Suspicious input transformation arises when an application receives user input, transforms it in some way, and then performs further processing on the result. The types of transformations that can lead to problems include decoding common formats, such as UTF-8 and URL-encoding, or processing of escape sequences, such as backslash escaping.
Performing these input transformations does not constitute a vulnerability in its own right, but might lead to problems in conjunction with other application behaviors. An attacker might be able to bypass input filters by suitably encoding their payloads, if the input is decoded after the input filters have been applied. Or an attacker might be able to interfere with other data that is concatenated onto their input, by finishing their input with the start of a multi-character encoding or escape sequence, the transformation of which will consume the start of the following data.

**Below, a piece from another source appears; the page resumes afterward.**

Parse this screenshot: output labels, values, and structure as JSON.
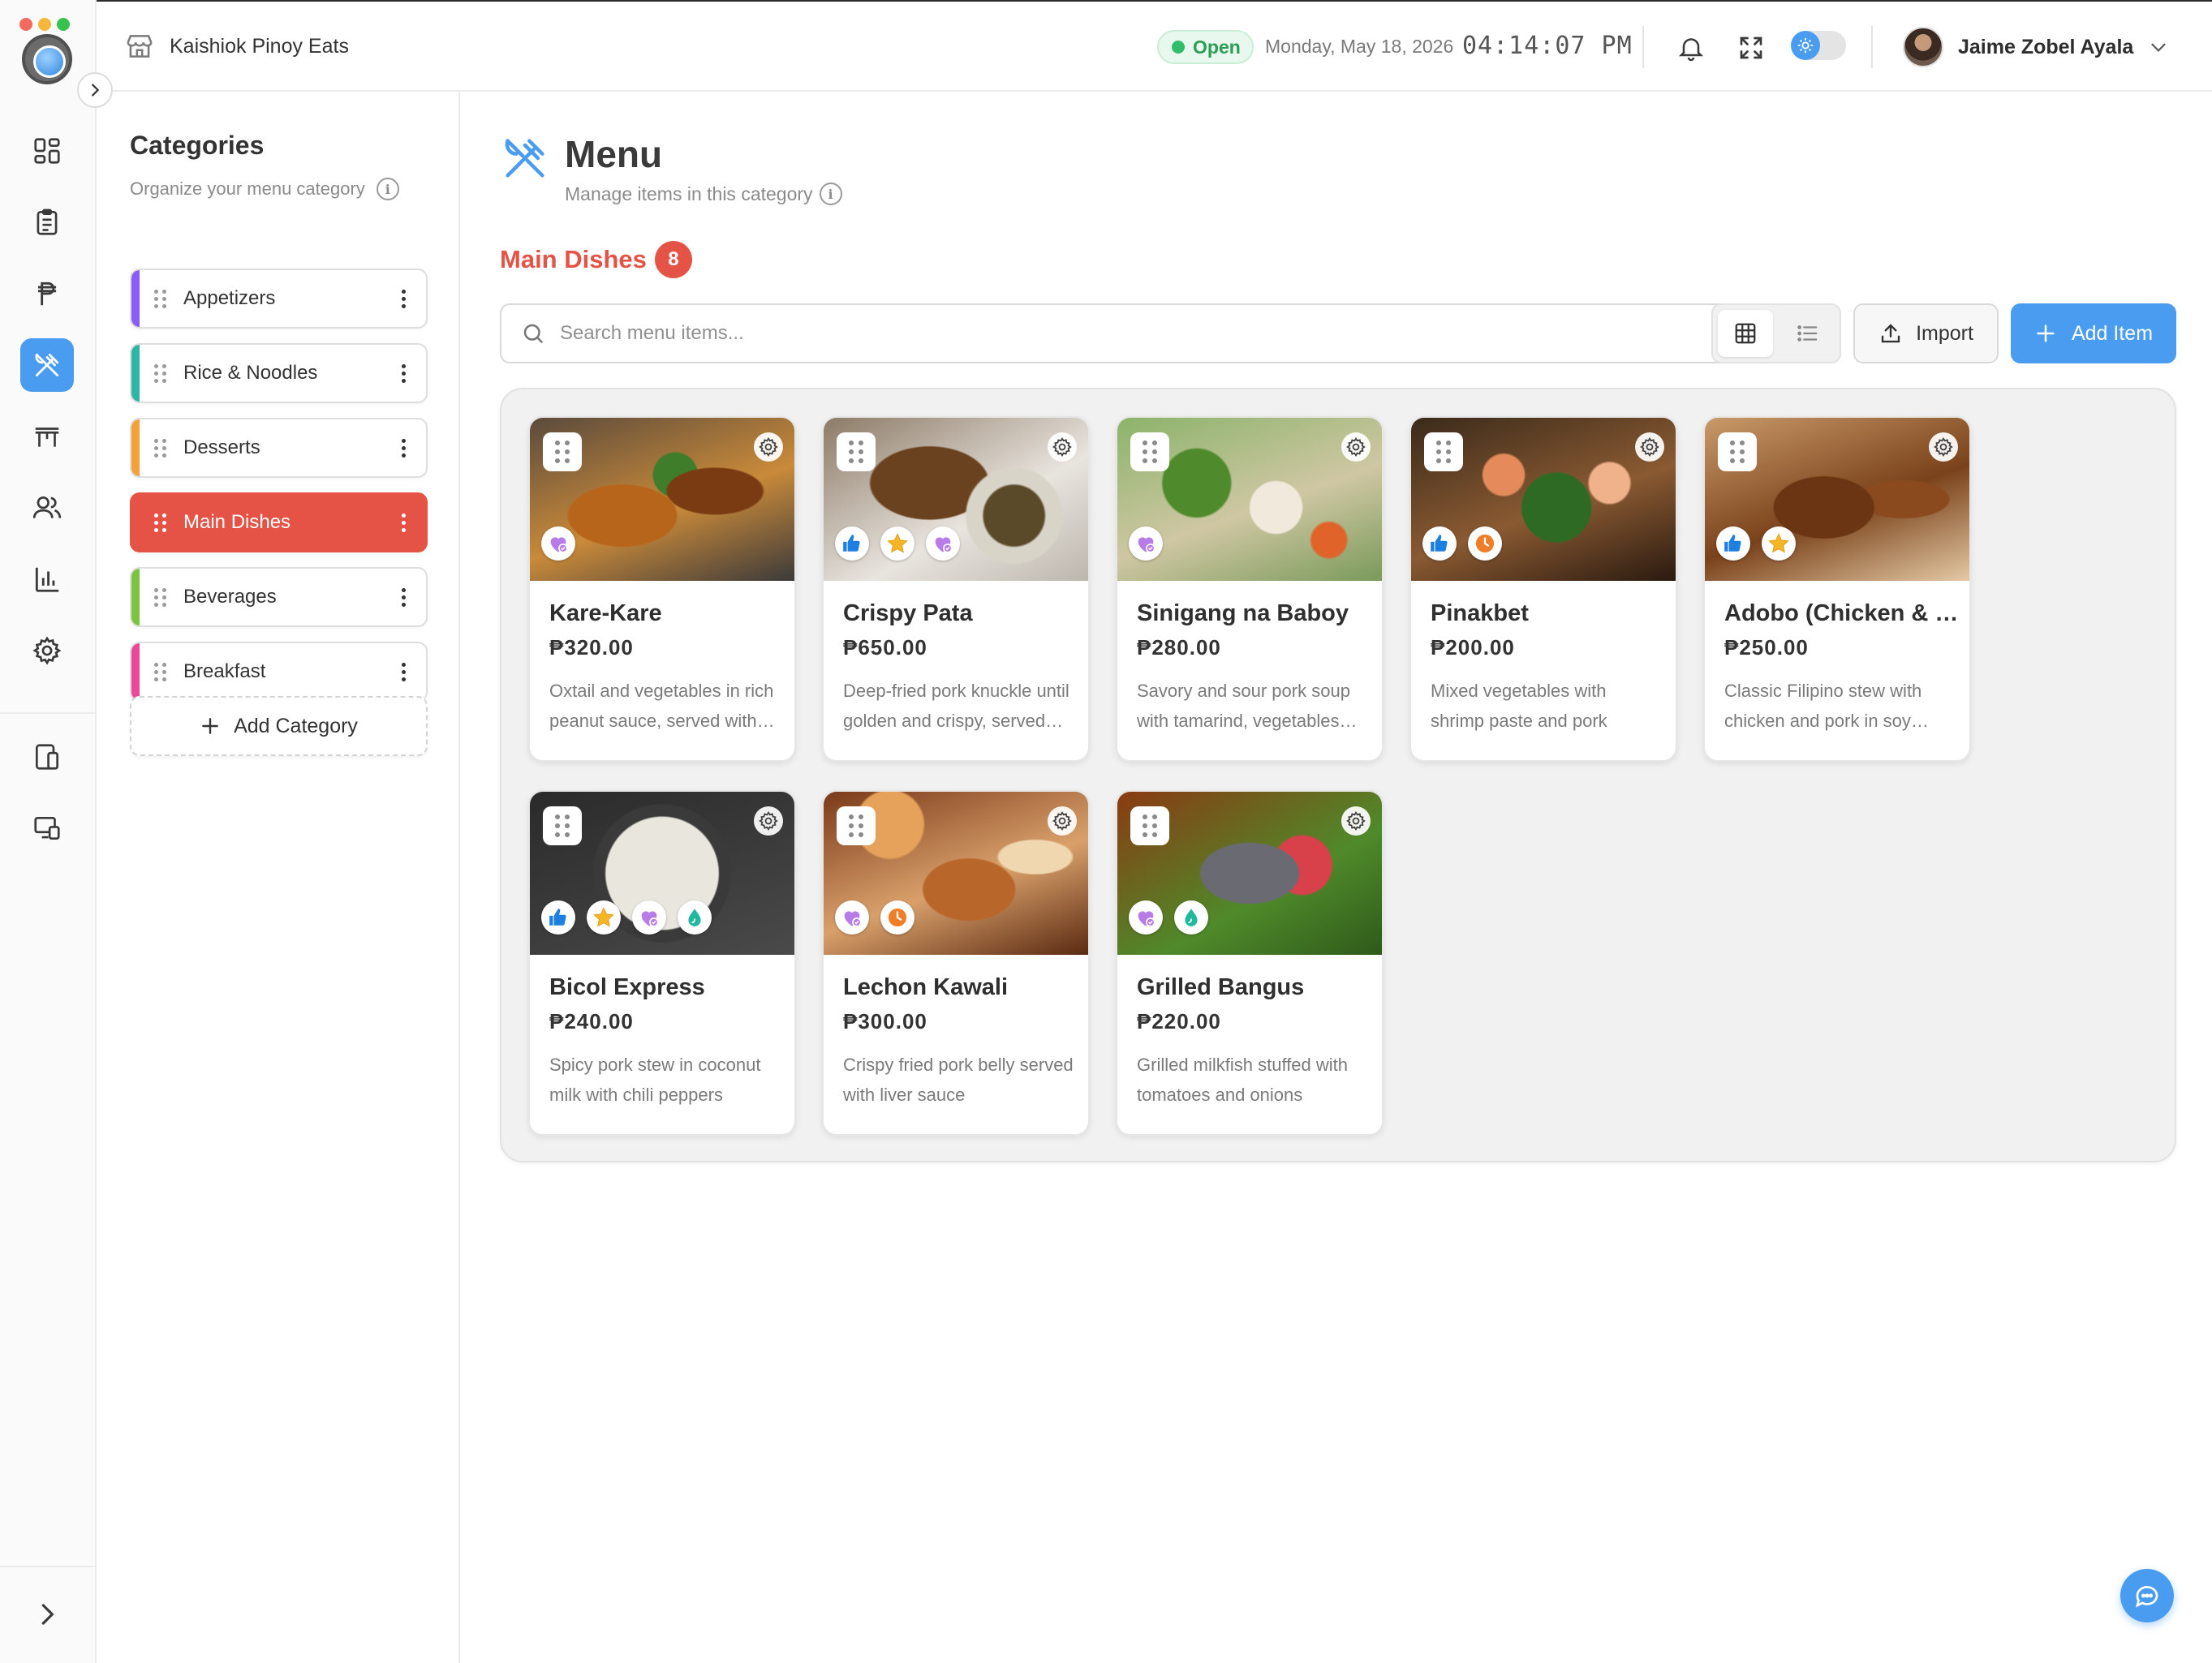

Stored suspicious input transformation arises when the transformed input is stored and later embedded into the application's responses.

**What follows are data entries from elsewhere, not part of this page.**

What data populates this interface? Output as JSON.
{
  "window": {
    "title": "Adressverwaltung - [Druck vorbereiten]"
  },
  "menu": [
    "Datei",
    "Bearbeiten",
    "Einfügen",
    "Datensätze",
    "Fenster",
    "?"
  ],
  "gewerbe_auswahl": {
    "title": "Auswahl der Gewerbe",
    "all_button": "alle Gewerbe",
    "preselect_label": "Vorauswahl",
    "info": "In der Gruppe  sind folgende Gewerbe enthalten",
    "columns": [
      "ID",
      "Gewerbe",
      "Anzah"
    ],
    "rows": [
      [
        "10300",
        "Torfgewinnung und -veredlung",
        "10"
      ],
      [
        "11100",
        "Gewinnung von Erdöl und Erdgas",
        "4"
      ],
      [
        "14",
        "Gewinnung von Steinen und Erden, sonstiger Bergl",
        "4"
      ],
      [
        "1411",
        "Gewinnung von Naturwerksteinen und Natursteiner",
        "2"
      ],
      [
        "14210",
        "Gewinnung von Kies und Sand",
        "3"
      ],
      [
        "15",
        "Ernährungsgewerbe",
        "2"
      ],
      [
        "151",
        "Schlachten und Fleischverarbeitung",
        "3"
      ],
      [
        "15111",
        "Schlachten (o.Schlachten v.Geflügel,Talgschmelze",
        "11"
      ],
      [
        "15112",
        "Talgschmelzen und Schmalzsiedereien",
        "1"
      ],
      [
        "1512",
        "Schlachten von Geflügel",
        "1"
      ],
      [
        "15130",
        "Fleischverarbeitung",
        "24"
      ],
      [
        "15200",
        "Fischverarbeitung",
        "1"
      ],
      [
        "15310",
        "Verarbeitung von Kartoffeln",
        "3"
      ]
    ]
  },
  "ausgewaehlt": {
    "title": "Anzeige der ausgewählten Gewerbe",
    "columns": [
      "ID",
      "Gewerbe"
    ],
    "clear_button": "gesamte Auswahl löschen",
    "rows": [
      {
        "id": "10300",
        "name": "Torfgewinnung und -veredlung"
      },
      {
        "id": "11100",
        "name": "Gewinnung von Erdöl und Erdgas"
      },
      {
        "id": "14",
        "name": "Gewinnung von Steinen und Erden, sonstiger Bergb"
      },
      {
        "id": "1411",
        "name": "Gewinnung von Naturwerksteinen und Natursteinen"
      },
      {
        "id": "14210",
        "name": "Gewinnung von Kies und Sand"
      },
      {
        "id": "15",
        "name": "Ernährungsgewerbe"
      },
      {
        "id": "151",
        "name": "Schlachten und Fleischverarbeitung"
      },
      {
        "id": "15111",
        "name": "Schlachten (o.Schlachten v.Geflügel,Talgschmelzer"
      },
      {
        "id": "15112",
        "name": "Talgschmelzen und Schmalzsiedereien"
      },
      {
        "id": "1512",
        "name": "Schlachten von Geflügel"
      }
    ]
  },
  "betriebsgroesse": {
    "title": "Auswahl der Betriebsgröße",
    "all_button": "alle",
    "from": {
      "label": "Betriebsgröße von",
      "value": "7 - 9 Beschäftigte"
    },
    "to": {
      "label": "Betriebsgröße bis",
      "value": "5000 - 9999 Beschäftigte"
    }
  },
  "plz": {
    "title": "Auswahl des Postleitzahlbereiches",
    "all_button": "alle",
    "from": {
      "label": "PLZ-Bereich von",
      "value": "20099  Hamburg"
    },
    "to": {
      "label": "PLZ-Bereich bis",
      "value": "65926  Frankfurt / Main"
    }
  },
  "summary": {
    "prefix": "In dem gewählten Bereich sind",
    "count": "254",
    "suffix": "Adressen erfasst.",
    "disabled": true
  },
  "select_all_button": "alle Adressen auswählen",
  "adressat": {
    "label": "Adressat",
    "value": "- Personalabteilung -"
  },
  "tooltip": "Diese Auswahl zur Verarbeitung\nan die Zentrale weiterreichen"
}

Review the transformation that is being applied, to understand whether this is intended and desirable behavior given the nature of the application functionality, and whether it gives rise to any vulnerabilities in relation to bypassing of input filters or character consumption.